• [WHAT YOU ARE ASKED TO DO]: Only a number is wanted here: the number of lines of the data that include "title".

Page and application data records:

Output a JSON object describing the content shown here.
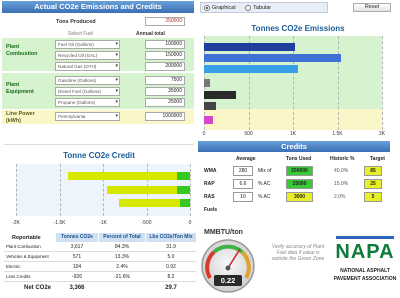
{
  "header": {
    "title": "Actual CO2e Emissions and Credits"
  },
  "view": {
    "option1": "Graphical",
    "option2": "Tabular",
    "reset": "Reset"
  },
  "inputs": {
    "tons_produced_label": "Tons Produced",
    "tons_produced": "250000",
    "select_fuel_label": "Select Fuel",
    "annual_total_label": "Annual total",
    "plant_combustion_label": "Plant Combustion",
    "plant_equipment_label": "Plant Equipment",
    "line_power_label": "Line Power (kWh)",
    "fuels": [
      {
        "name": "Fuel Oil (Gallons)",
        "value": "100000"
      },
      {
        "name": "Recycled Oil (GAL)",
        "value": "150000"
      },
      {
        "name": "Natural Gas (DTH)",
        "value": "200000"
      },
      {
        "name": "Gasoline (Gallons)",
        "value": "7500"
      },
      {
        "name": "Diesel Fuel (Gallons)",
        "value": "35000"
      },
      {
        "name": "Propane (Gallons)",
        "value": "25000"
      },
      {
        "name": "Pennsylvania",
        "value": "1000000"
      }
    ]
  },
  "emissions_chart": {
    "title": "Tonnes CO2e Emissions",
    "chart_data": {
      "type": "bar",
      "orientation": "horizontal",
      "title": "Tonnes CO2e Emissions",
      "categories": [
        "Fuel Oil",
        "Recycled Oil",
        "Natural Gas",
        "Gasoline",
        "Diesel Fuel",
        "Propane",
        "Line Power"
      ],
      "values": [
        1020,
        1540,
        1060,
        66,
        360,
        140,
        100
      ],
      "colors": [
        "#1f3f9e",
        "#3f72d6",
        "#3aa0e6",
        "#777777",
        "#2a2a2a",
        "#444444",
        "#d646c8"
      ],
      "xlim": [
        0,
        2000
      ],
      "xticks": [
        "0",
        "500",
        "1K",
        "1.5K",
        "2K"
      ]
    }
  },
  "credit_chart": {
    "title": "Tonne CO2e Credit",
    "chart_data": {
      "type": "bar",
      "orientation": "horizontal",
      "title": "Tonne CO2e Credit",
      "series": [
        {
          "values": [
            -1250,
            -800,
            -700
          ],
          "color": "#d6e800"
        },
        {
          "values": [
            -150,
            -150,
            -120
          ],
          "color": "#37c81f"
        }
      ],
      "xlim": [
        -2000,
        0
      ],
      "xticks": [
        "-2K",
        "-1.5K",
        "-1K",
        "-500",
        "0"
      ]
    }
  },
  "credits": {
    "title": "Credits",
    "headers": {
      "average": "Average",
      "tons_used": "Tons Used",
      "historic": "Historic %",
      "target": "Target"
    },
    "rows": [
      {
        "label": "WMA",
        "average": "280",
        "tons": "200000",
        "unit": "Mix of",
        "historic": "40.0%",
        "target": "85"
      },
      {
        "label": "RAP",
        "average": "6.6",
        "tons": "25000",
        "unit": "% AC",
        "historic": "15.0%",
        "target": "25"
      },
      {
        "label": "RAS",
        "average": "10",
        "tons": "3000",
        "unit": "% AC",
        "historic": "2.0%",
        "target": "5"
      }
    ],
    "fuels_label": "Fuels"
  },
  "report": {
    "title": "Reportable",
    "headers": [
      "Tonnes CO2e",
      "Percent of Total",
      "Lbs CO2e/Ton Mix"
    ],
    "rows": [
      {
        "name": "Plant Combustion",
        "t": "3,617",
        "p": "84.3%",
        "l": "31.9"
      },
      {
        "name": "Vehicles & Equipment",
        "t": "571",
        "p": "13.3%",
        "l": "5.0"
      },
      {
        "name": "Electric",
        "t": "104",
        "p": "2.4%",
        "l": "0.92"
      },
      {
        "name": "Less Credits",
        "t": "-926",
        "p": "-21.6%",
        "l": "8.2"
      }
    ],
    "net_label": "Net CO2e",
    "net_t": "3,366",
    "net_l": "29.7"
  },
  "gauge": {
    "title": "MMBTU/ton",
    "value": "0.22",
    "level": 0.12
  },
  "note": "Verify accuracy of Plant Fuel data if value is outside the Green Zone",
  "logo": {
    "name": "NAPA",
    "sub1": "NATIONAL ASPHALT",
    "sub2": "PAVEMENT ASSOCIATION"
  }
}
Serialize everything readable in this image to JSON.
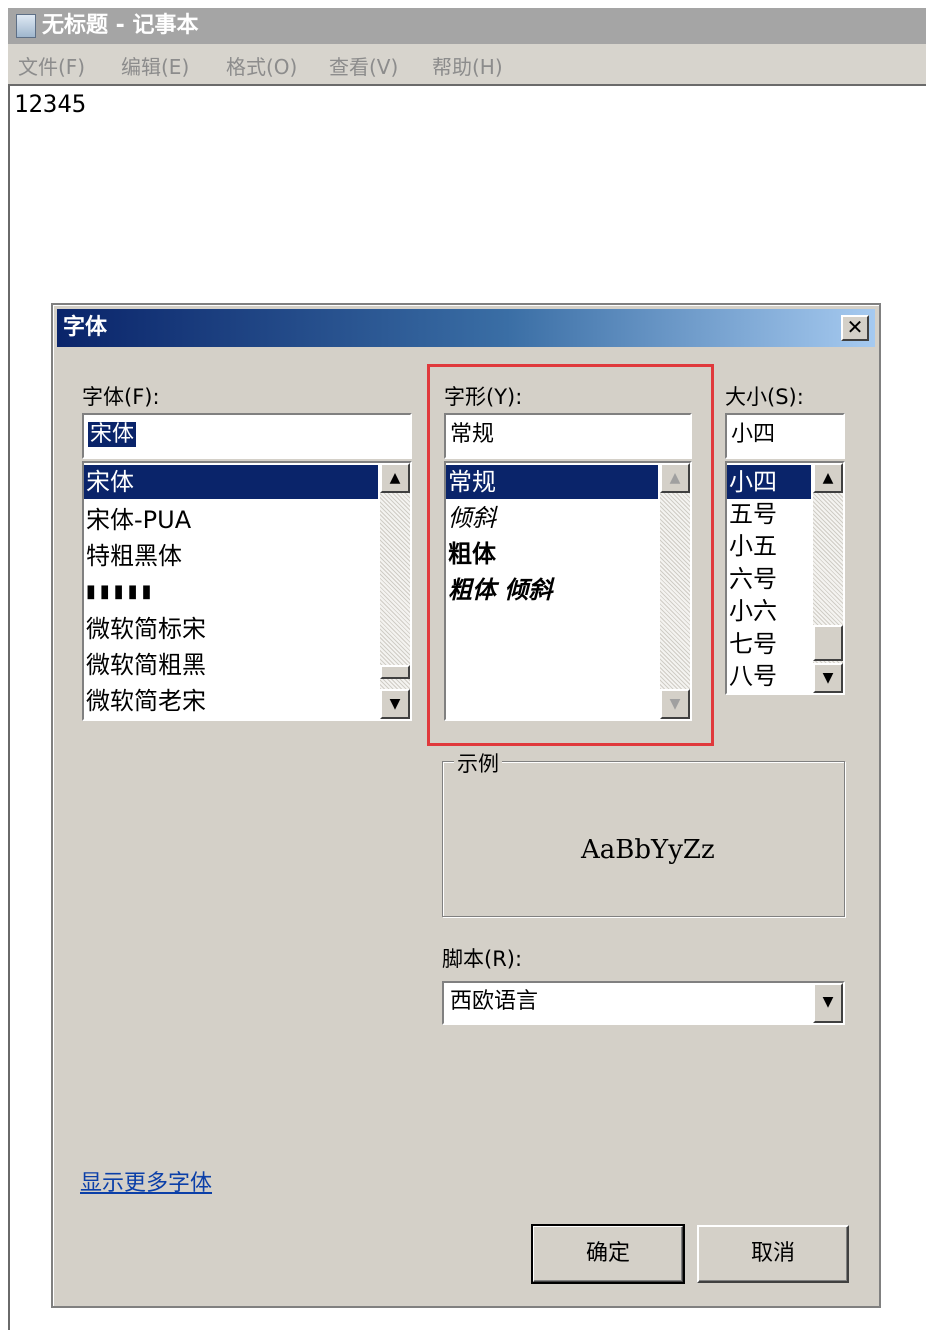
{
  "notepad": {
    "title": "无标题 - 记事本",
    "menu": [
      "文件(F)",
      "编辑(E)",
      "格式(O)",
      "查看(V)",
      "帮助(H)"
    ],
    "content": "12345"
  },
  "dialog": {
    "title": "字体",
    "close_label": "✕",
    "font": {
      "label": "字体(F):",
      "value": "宋体",
      "items": [
        "宋体",
        "宋体-PUA",
        "特粗黑体",
        "▮▮▮▮▮",
        "微软简标宋",
        "微软简粗黑",
        "微软简老宋"
      ],
      "selected_index": 0
    },
    "style": {
      "label": "字形(Y):",
      "value": "常规",
      "items": [
        "常规",
        "倾斜",
        "粗体",
        "粗体 倾斜"
      ],
      "selected_index": 0
    },
    "size": {
      "label": "大小(S):",
      "value": "小四",
      "items": [
        "小四",
        "五号",
        "小五",
        "六号",
        "小六",
        "七号",
        "八号"
      ],
      "selected_index": 0
    },
    "sample": {
      "label": "示例",
      "text": "AaBbYyZz"
    },
    "script": {
      "label": "脚本(R):",
      "value": "西欧语言"
    },
    "more_fonts_link": "显示更多字体",
    "ok_label": "确定",
    "cancel_label": "取消"
  },
  "colors": {
    "dialog_bg": "#d4d0c8",
    "selection": "#0a246a",
    "highlight_box": "#e0393c",
    "link": "#0b3fa8"
  }
}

• [THE COMPLETED TASK]: 10